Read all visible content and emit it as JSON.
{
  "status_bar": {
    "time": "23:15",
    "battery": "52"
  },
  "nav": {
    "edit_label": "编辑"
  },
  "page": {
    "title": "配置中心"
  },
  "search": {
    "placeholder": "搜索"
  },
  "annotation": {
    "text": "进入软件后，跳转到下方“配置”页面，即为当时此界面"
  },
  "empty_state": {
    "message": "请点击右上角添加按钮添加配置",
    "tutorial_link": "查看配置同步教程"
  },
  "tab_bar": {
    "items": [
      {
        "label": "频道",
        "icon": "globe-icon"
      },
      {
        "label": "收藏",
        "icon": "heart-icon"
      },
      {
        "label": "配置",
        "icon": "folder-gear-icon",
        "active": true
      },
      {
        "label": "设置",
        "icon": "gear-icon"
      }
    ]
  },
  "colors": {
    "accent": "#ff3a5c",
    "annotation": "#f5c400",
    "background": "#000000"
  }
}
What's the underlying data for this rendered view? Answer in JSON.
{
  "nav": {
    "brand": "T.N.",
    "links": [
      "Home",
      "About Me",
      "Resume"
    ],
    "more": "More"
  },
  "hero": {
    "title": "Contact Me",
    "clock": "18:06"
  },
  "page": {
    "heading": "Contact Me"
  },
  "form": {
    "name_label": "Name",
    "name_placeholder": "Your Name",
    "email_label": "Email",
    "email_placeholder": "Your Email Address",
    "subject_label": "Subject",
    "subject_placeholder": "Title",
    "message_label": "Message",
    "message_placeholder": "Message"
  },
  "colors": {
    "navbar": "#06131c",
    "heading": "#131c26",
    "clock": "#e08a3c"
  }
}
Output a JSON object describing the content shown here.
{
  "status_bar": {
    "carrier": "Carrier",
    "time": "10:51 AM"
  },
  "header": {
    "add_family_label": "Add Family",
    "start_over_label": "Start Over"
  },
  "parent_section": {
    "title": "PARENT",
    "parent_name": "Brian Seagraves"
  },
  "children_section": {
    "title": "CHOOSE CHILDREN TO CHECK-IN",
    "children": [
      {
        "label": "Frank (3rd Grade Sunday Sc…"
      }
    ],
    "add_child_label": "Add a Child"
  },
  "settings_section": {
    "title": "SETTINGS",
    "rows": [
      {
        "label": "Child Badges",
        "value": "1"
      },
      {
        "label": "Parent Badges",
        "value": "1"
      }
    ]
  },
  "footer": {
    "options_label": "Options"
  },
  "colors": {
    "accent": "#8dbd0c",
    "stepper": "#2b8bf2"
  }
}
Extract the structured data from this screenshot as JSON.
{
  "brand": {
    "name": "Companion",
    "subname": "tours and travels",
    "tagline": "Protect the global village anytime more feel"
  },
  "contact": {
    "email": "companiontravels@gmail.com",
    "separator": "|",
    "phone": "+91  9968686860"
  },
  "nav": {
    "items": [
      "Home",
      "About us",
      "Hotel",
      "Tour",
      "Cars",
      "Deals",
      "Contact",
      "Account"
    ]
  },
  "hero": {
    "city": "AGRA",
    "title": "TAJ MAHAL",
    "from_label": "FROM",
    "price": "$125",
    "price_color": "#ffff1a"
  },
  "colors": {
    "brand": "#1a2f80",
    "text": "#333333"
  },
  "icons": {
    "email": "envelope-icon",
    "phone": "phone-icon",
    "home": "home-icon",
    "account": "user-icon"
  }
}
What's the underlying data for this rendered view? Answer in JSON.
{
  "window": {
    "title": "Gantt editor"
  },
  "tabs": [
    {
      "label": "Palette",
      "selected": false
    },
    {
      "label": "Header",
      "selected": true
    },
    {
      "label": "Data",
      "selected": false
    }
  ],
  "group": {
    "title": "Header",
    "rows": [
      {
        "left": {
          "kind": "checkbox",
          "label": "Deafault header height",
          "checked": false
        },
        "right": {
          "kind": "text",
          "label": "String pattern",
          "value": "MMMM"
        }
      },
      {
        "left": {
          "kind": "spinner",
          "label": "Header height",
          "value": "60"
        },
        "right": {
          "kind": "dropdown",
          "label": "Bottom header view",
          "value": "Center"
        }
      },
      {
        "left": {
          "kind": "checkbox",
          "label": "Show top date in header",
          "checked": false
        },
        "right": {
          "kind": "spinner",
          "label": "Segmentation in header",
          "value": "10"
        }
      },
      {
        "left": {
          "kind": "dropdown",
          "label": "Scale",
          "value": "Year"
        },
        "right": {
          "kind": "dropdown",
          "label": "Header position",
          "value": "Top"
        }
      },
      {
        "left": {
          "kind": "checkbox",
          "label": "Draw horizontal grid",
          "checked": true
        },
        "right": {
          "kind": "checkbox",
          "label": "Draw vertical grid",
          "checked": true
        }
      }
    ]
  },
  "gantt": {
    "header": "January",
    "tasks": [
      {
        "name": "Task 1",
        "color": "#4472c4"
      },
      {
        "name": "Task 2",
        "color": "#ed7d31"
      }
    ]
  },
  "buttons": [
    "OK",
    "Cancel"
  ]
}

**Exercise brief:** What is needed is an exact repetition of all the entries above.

**Your response:**
Read all visible content and emit it as JSON.
{
  "status_bar": {
    "time": "23:15",
    "battery": "52"
  },
  "nav": {
    "edit_label": "编辑"
  },
  "page": {
    "title": "配置中心"
  },
  "search": {
    "placeholder": "搜索"
  },
  "annotation": {
    "text": "进入软件后，跳转到下方“配置”页面，即为当时此界面"
  },
  "empty_state": {
    "message": "请点击右上角添加按钮添加配置",
    "tutorial_link": "查看配置同步教程"
  },
  "tab_bar": {
    "items": [
      {
        "label": "频道",
        "icon": "globe-icon"
      },
      {
        "label": "收藏",
        "icon": "heart-icon"
      },
      {
        "label": "配置",
        "icon": "folder-gear-icon",
        "active": true
      },
      {
        "label": "设置",
        "icon": "gear-icon"
      }
    ]
  },
  "colors": {
    "accent": "#ff3a5c",
    "annotation": "#f5c400",
    "background": "#000000"
  }
}
What's the underlying data for this rendered view? Answer in JSON.
{
  "nav": {
    "brand": "T.N.",
    "links": [
      "Home",
      "About Me",
      "Resume"
    ],
    "more": "More"
  },
  "hero": {
    "title": "Contact Me",
    "clock": "18:06"
  },
  "page": {
    "heading": "Contact Me"
  },
  "form": {
    "name_label": "Name",
    "name_placeholder": "Your Name",
    "email_label": "Email",
    "email_placeholder": "Your Email Address",
    "subject_label": "Subject",
    "subject_placeholder": "Title",
    "message_label": "Message",
    "message_placeholder": "Message"
  },
  "colors": {
    "navbar": "#06131c",
    "heading": "#131c26",
    "clock": "#e08a3c"
  }
}
Output a JSON object describing the content shown here.
{
  "status_bar": {
    "carrier": "Carrier",
    "time": "10:51 AM"
  },
  "header": {
    "add_family_label": "Add Family",
    "start_over_label": "Start Over"
  },
  "parent_section": {
    "title": "PARENT",
    "parent_name": "Brian Seagraves"
  },
  "children_section": {
    "title": "CHOOSE CHILDREN TO CHECK-IN",
    "children": [
      {
        "label": "Frank (3rd Grade Sunday Sc…"
      }
    ],
    "add_child_label": "Add a Child"
  },
  "settings_section": {
    "title": "SETTINGS",
    "rows": [
      {
        "label": "Child Badges",
        "value": "1"
      },
      {
        "label": "Parent Badges",
        "value": "1"
      }
    ]
  },
  "footer": {
    "options_label": "Options"
  },
  "colors": {
    "accent": "#8dbd0c",
    "stepper": "#2b8bf2"
  }
}
Extract the structured data from this screenshot as JSON.
{
  "brand": {
    "name": "Companion",
    "subname": "tours and travels",
    "tagline": "Protect the global village anytime more feel"
  },
  "contact": {
    "email": "companiontravels@gmail.com",
    "separator": "|",
    "phone": "+91  9968686860"
  },
  "nav": {
    "items": [
      "Home",
      "About us",
      "Hotel",
      "Tour",
      "Cars",
      "Deals",
      "Contact",
      "Account"
    ]
  },
  "hero": {
    "city": "AGRA",
    "title": "TAJ MAHAL",
    "from_label": "FROM",
    "price": "$125",
    "price_color": "#ffff1a"
  },
  "colors": {
    "brand": "#1a2f80",
    "text": "#333333"
  },
  "icons": {
    "email": "envelope-icon",
    "phone": "phone-icon",
    "home": "home-icon",
    "account": "user-icon"
  }
}
What's the underlying data for this rendered view? Answer in JSON.
{
  "window": {
    "title": "Gantt editor"
  },
  "tabs": [
    {
      "label": "Palette",
      "selected": false
    },
    {
      "label": "Header",
      "selected": true
    },
    {
      "label": "Data",
      "selected": false
    }
  ],
  "group": {
    "title": "Header",
    "rows": [
      {
        "left": {
          "kind": "checkbox",
          "label": "Deafault header height",
          "checked": false
        },
        "right": {
          "kind": "text",
          "label": "String pattern",
          "value": "MMMM"
        }
      },
      {
        "left": {
          "kind": "spinner",
          "label": "Header height",
          "value": "60"
        },
        "right": {
          "kind": "dropdown",
          "label": "Bottom header view",
          "value": "Center"
        }
      },
      {
        "left": {
          "kind": "checkbox",
          "label": "Show top date in header",
          "checked": false
        },
        "right": {
          "kind": "spinner",
          "label": "Segmentation in header",
          "value": "10"
        }
      },
      {
        "left": {
          "kind": "dropdown",
          "label": "Scale",
          "value": "Year"
        },
        "right": {
          "kind": "dropdown",
          "label": "Header position",
          "value": "Top"
        }
      },
      {
        "left": {
          "kind": "checkbox",
          "label": "Draw horizontal grid",
          "checked": true
        },
        "right": {
          "kind": "checkbox",
          "label": "Draw vertical grid",
          "checked": true
        }
      }
    ]
  },
  "gantt": {
    "header": "January",
    "tasks": [
      {
        "name": "Task 1",
        "color": "#4472c4"
      },
      {
        "name": "Task 2",
        "color": "#ed7d31"
      }
    ]
  },
  "buttons": [
    "OK",
    "Cancel"
  ]
}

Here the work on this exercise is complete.